It's a side of the immigration debate that you probably haven't heard.
There are some immigrants in the United States who are here legally, but who can't figure out how to remain that way, and the "Dream Act" seems to ignore them.
"This is my international visa," said Becca Hamilton, 19. "My I-94, which makes me legal."
Hamilton may not sound like it or even feel like it, but she's an immigrant. Her parents moved to the United States from Scotland seven years ago when Hamilton was 12 years old.
"I've grown up here with the American culture," said Hamilton. "I support American sports teams. I know the National Anthem. I speak with an American accent obviously, so I'm fully assimilated into the culture here and this is the country that I call home."
But after she graduates from Rollins College in two years, a school that gave her a full scholarship, there's a good chance she'll have to return to her parents' homeland.
"I'm being paid to come here to Rollins on a full ride," said Hamilton. "It's kind of absurd to think they're going to spend all this money on me, and then ask me to take my talents somewhere else to some competing nation."
It's all because Hamilton's parents are here on an E2 Treaty Investor visa.
Hamilton, their dependent, would age out of that visa at 21. She was able to secure a student visa to attend college. It'll expire once she graduates, and the Dream Act, won't help her.
"I feel a little left out," said Hamilton.
You've no doubt heard about the bill's focus on allowing undocumented immigrants to become citizens. Right now, the Dream Act is a dream deferred for Hamilton.
"First of all, it made me excited when I first heard about the bill," said Hamilton. "And then I read the fine print. And then I saw that you have to be undocumented. It was shattering that I was being excluded for the sole reason my parents did it the right way."
Zoe Adams has been fighting for legal immigrants' rights for six years. She created the website e2VisaReform.org to spread awareness.
Adams is from London.
"She's definitely not alone," said Adams. "I have a son more or less in the same situation. He's at UF (University of Florida)"
She, her husband, and their youngest child, a teenager, are here on an E2 visa.
"Very few options for these children who are dependent on an E2 Treaty investor visa," said Adams. "Really the only option is to get married, to get a job offer."
The children could also start a business of their own.
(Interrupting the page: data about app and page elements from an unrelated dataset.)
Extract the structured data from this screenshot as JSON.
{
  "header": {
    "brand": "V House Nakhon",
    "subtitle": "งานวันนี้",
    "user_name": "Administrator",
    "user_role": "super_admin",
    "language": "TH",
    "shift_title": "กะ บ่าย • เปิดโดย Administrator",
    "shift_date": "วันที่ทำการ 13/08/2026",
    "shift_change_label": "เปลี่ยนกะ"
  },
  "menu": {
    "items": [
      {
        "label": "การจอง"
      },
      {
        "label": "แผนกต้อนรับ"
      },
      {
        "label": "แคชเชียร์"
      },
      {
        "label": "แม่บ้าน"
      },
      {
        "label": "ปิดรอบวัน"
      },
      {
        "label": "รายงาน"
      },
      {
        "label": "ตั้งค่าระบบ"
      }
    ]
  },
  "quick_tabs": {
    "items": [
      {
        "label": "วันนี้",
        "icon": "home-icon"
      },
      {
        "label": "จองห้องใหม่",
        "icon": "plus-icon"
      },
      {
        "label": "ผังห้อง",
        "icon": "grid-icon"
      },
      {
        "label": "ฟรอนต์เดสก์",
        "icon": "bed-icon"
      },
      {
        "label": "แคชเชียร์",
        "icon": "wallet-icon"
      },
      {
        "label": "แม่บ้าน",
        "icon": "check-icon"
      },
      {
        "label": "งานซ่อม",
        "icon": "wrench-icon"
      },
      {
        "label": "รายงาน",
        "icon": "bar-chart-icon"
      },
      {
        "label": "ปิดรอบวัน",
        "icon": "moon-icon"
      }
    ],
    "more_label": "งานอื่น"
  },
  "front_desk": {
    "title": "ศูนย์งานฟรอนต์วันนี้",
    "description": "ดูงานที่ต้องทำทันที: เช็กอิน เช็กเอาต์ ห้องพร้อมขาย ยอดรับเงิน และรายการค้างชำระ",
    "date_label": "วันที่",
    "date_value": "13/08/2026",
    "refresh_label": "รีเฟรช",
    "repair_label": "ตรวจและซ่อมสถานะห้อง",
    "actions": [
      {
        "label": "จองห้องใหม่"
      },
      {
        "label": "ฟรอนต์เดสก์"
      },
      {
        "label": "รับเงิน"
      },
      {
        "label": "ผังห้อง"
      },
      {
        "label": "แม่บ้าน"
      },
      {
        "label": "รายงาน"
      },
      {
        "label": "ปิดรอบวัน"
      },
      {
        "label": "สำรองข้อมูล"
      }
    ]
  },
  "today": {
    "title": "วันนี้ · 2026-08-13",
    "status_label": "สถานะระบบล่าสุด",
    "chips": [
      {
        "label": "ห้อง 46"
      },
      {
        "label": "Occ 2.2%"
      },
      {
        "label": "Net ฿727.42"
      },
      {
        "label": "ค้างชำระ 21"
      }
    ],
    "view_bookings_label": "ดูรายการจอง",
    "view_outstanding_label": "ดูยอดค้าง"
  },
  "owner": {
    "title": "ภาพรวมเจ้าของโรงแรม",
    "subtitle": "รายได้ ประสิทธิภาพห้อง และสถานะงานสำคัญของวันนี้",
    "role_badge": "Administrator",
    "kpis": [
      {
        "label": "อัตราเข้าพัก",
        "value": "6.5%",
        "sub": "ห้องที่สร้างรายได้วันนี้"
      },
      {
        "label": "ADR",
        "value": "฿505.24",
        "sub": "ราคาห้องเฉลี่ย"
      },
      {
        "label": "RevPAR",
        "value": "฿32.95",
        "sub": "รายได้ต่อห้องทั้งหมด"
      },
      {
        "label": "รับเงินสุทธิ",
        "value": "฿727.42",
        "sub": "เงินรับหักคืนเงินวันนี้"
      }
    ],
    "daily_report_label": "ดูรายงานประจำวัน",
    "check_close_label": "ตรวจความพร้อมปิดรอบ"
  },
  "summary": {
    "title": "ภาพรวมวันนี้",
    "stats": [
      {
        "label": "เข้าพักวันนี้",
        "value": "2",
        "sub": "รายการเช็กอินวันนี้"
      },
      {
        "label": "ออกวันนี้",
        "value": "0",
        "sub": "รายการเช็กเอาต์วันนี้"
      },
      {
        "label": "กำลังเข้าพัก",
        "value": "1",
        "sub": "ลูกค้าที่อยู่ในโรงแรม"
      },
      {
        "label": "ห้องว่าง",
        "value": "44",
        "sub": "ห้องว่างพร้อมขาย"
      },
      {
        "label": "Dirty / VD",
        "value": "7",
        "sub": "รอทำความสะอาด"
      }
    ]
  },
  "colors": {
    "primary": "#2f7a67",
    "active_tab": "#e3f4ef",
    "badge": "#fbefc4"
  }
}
However, the children are not given a tax identification number, so they are not legally allowed to work.
As for Hamilton's parents, they run two small businesses outside of Tampa, and employ Americans. Their visa does not allow them to apply for a green card. They, and Adams estimates, nearly 100,000 others in the same situation must leave the country every few years to renew their visas. There's no limit on the numbers of renewals an E2 visa holder can apply for, but he or she must repeat the process indefinitely.
"In that case the business is often closed or it may be sold," said Adams. "The people who work for that business lose their jobs. That's not good for the American economy."
Both women said they've contacted several lawmakers for help. Hamilton heard from Senator Rubio's office on Wednesday. She will meet with his staff in Orlando on Monday. She's currently circulating an online petition, as well.
The most recent version of the Senate's immigration bill just added a provision addressing those here on "lawful presence" to become citizens. However, the proposal would require them to be in the U.S. for at least 10 years, but three to five years for undocumented immigrants.
We caught up with Florida Senator Marco Rubio at a fundraiser in Lakeland on Wednesday morning. He's a key Republican backer of the new proposal.
"Right now, anyone who has been here, for example, if they've been here 10 years legally they'll be allowed to apply for a green card," said Sen. Rubio, R-FL. " Right now, you're not able to do that. You're not able to go from a non-immigrant visa to a permanent visa, so without leaving the country. Hence, you get all kinds of entrepreneurs and business owners who have to go back and forth."
Hamilton said she appreciates the sentiment, but won't rest until she sees a bill that addresses the needs of legal immigrants on the President's desk.
"It's kind of like setting up this double standard that in my mind is morally wrong to be encouraging the wrong kind of immigration and kind of punishing the right kind of immigration," said Hamilton.
As of Wednesday evening, 600 people signed Hamilton's petition.
To sign Hamilton's online petition, click here.